Nihon Kai

by The Charlie on Tue, October 19, 2010

When the need strikes for a bit of fish in your diet, you can't go wrong with Japanese. Be it raw or grilled superbly, Nihon Kai is a worthy addition to your list of dinner places. Relaxed, unpretentious and you get to dine with all walks of life in this little gem. Only problem is everyone wants to eat here too...

Open up and say aaah...

Foodster's Verdict

Nihon Kai
  • Romantic
  • Business
  • Air Conditioned
  • Credit Card
  • Address

    4-2, Jalan Telok Gadong, Off Jalan Klang Lama, Batu 3
    Tel: 03 7982 3668

  • Open

    Daily: 12.00pm-3.00pm, 6.00pm-10.00pm

  • Pros

    Consistent quality across their menu; raw and cooked items are of the same calibre.

  • Cons

    Get there as early as you can – there is a wait even during weeknights.

  • Price Range

    RM 70

  • Parking


  • Certification

    Pork Free

How in the world did Old Klang Road suddenly become this rough where diamonds of Japanese restaurants could be found? First there was Sanuki Udon with its brilliant offerings of udon and yakitori. Not long after, a friend pointed me in the direction of Nihon Kai. We now find ourselves braving the evening traffic crawl to satiate our Japanese food cravings...

Just like Sanuki, you will not notice Nihon Kai if you are not looking. We reach the brightly lit corner shop a little after 7 o’clock, and already there is a wait for a table. The restaurant is a bit of a mixed bag of atmospheres: there are booths, counters and sidewalk seating. Diners of all variety are there too. When we are eventually steered to the tables upstairs, we had to squeeze in between a lively group of colleagues and a father out with his toddler daughter.

Wanting to sample a wide variety without busting our guts, we order a mixed sashimi platter, Nihon Kai’s special maki, and agedashi tofu. I had originally wanted to order shake atama (salmon fish head with ginger sauce) but they had run out, so a saba shioyaki (grilled mackerel with salt) is a great substitute
A rather kitschy boat of sashimi arrives first. When I say boat, I mean the platter is literally shaped like one. Thankfully, the sashimi itself is in very good taste. The tuna is so clean and tender, I immediately claim both slices. Many Japanese restaurants, even the higher end ones, tend to serve tuna that is a little stringy when pulled apart. The ones here darn near melt in my mouth! The salmon is excellent too, with a good bite. My dinner companion says the crab sticks smell a little off, which makes me glad I did not reach for any.

Nihonkai Special Maki is a little different from many makis I have had before. First of all, it is wrapped in what seems to be spring roll skins. I then proceed to dissect one on my plate to peek at what is inside.

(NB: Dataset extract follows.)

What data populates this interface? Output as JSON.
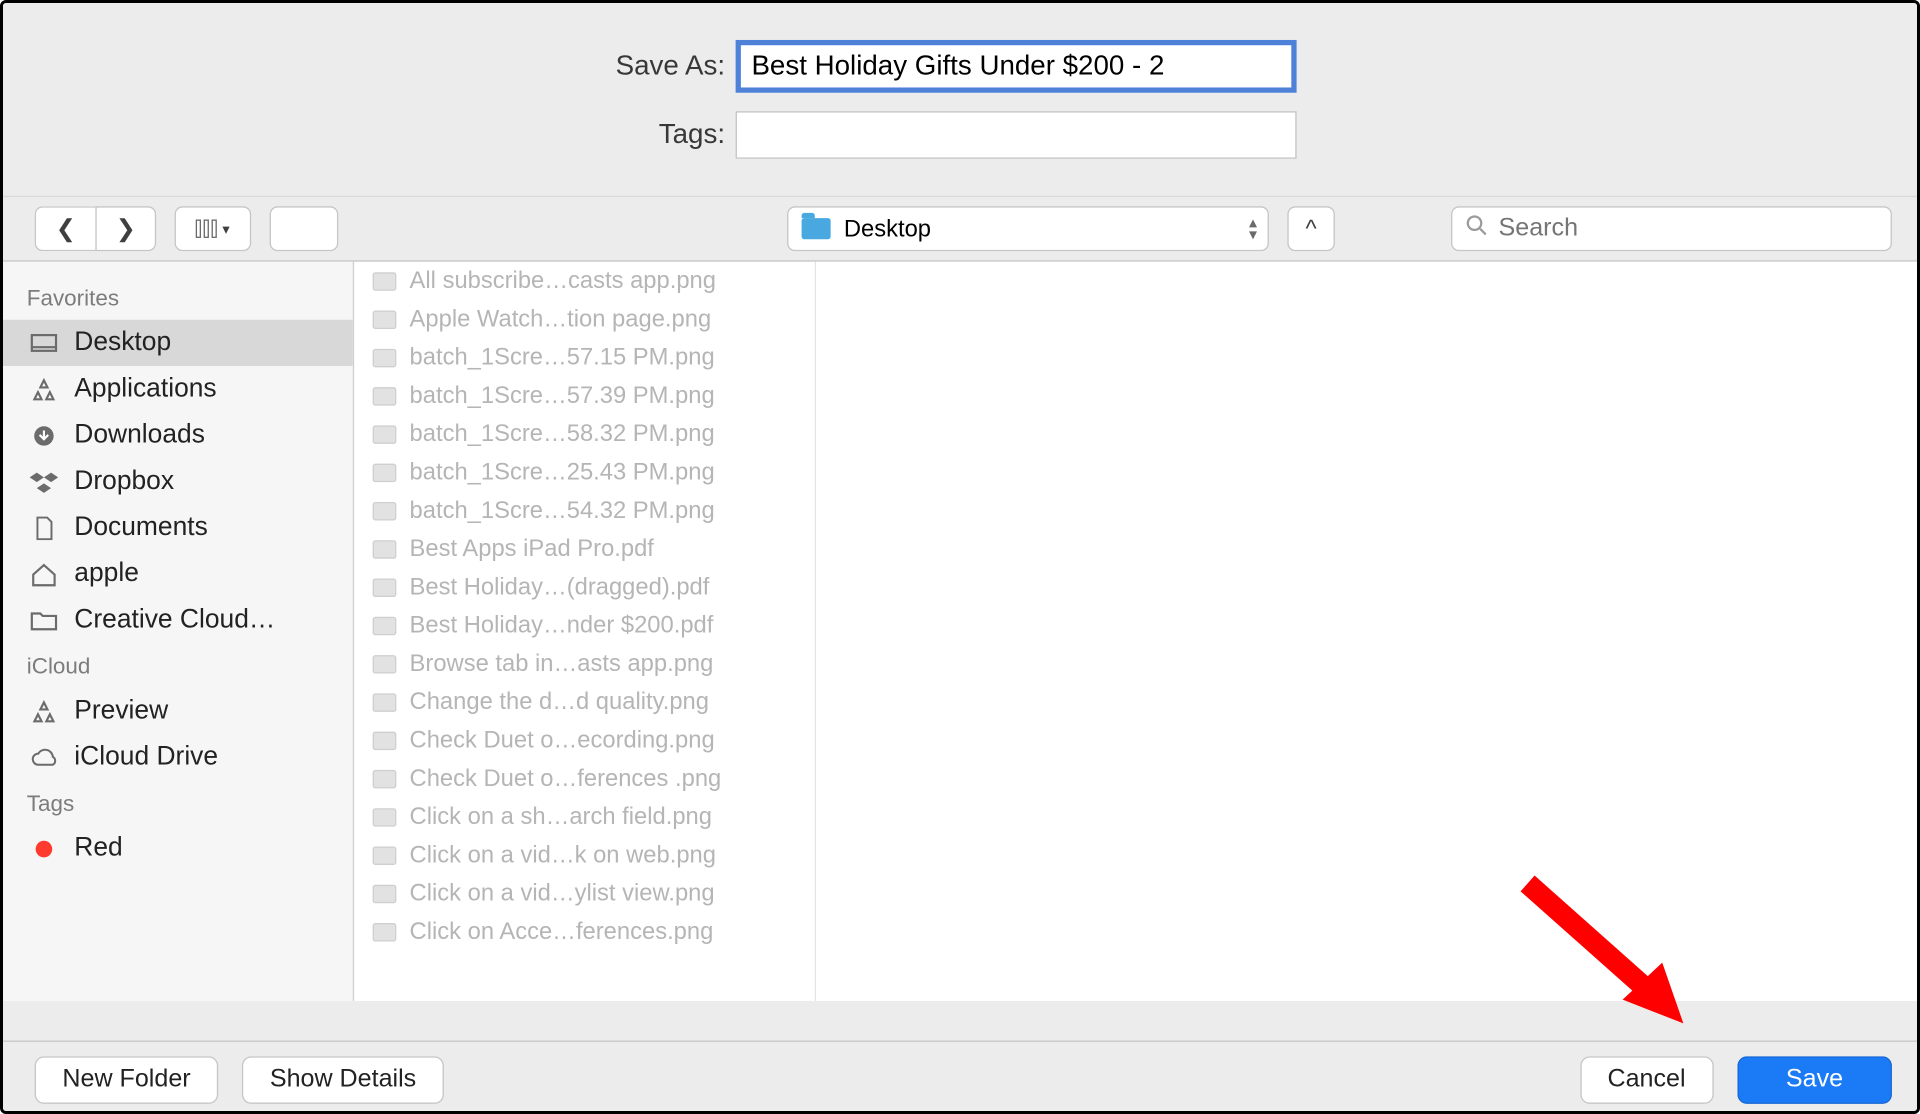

Little pieces of salmon nestled in julienned cucumbers, with random crunchy bits that taste like leftover tempura batter. All that, topped with mayo and roe. It is fresh, crispy, a little confusing, but delicious all over.

Agedashi tofu is a must order for me at any Japanese restaurant. Quiet comfort food, their version is not a standout, but does not disappoint either. What does stand out, is the grilled mackerel. Oh, where do I start? A gentle squeeze of lemon and that is all I need to lapse into one of my now-infamous foodgasmic states of bliss. Oh, mackerel. The skin is crisp, the flesh firm yet flaky. My dinner companion surrenders the fish to me, knowing he has lost the battle for mackerel. I thank him with a grunt and clean the fish out with my hands until there are only bones left. There are few things in life better than simply grilled fish. How great is it to know that my desert island dish of choice is realistically available on a desert island? The South East Asian in me wanted to tapau another order so I could have it at home with sambal belacan and rice, but I restrain myself.

The eventual bill comes up to over RM70. A little high, but entirely worth it for the occasional treat. Restaurants like this reaffirm my belief that mom-and-pop shops are your best bet for great, authentic cuisines of any kind. And for a humble, unpretentious restaurant off Old Klang Road, it does not get much greater or more authentic than Nihon Kai.

Opening hours: 12.00pm-3.00pm, 6.00pm-10.00pm (daily)